Exercise description — If a line in the entries contains the string "Update", include that line in your answer.

Information shown —
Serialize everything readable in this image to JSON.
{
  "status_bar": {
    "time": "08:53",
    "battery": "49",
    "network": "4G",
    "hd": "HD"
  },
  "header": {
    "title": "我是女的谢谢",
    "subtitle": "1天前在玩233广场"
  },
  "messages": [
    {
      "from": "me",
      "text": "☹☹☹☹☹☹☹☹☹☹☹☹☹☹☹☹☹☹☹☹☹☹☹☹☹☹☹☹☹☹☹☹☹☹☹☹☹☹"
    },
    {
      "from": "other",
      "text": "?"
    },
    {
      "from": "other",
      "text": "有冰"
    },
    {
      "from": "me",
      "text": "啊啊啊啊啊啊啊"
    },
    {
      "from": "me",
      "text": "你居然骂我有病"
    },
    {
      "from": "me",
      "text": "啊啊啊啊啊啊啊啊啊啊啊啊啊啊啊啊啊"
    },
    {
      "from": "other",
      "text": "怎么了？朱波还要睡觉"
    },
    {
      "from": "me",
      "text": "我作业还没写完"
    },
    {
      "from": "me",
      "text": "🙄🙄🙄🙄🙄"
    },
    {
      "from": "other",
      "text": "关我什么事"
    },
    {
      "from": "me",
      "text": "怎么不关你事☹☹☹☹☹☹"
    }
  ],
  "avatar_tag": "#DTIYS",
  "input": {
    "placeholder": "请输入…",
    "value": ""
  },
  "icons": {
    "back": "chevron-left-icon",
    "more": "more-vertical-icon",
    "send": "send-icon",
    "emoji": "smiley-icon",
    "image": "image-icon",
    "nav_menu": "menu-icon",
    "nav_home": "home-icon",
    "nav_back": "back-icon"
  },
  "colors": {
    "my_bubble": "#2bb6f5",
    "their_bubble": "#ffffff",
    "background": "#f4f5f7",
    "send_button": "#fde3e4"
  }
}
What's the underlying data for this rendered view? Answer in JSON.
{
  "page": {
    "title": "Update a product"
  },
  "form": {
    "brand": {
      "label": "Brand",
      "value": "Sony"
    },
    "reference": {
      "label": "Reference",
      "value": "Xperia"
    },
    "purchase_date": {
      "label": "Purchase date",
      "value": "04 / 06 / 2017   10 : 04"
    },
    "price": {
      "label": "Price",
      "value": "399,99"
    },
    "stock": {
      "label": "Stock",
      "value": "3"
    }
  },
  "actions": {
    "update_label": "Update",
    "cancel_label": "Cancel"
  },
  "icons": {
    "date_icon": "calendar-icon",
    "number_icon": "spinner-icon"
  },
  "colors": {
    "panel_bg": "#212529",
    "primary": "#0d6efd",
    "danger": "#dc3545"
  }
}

Answer to this exercise —
    "title": "Update a product"
    "update_label": "Update",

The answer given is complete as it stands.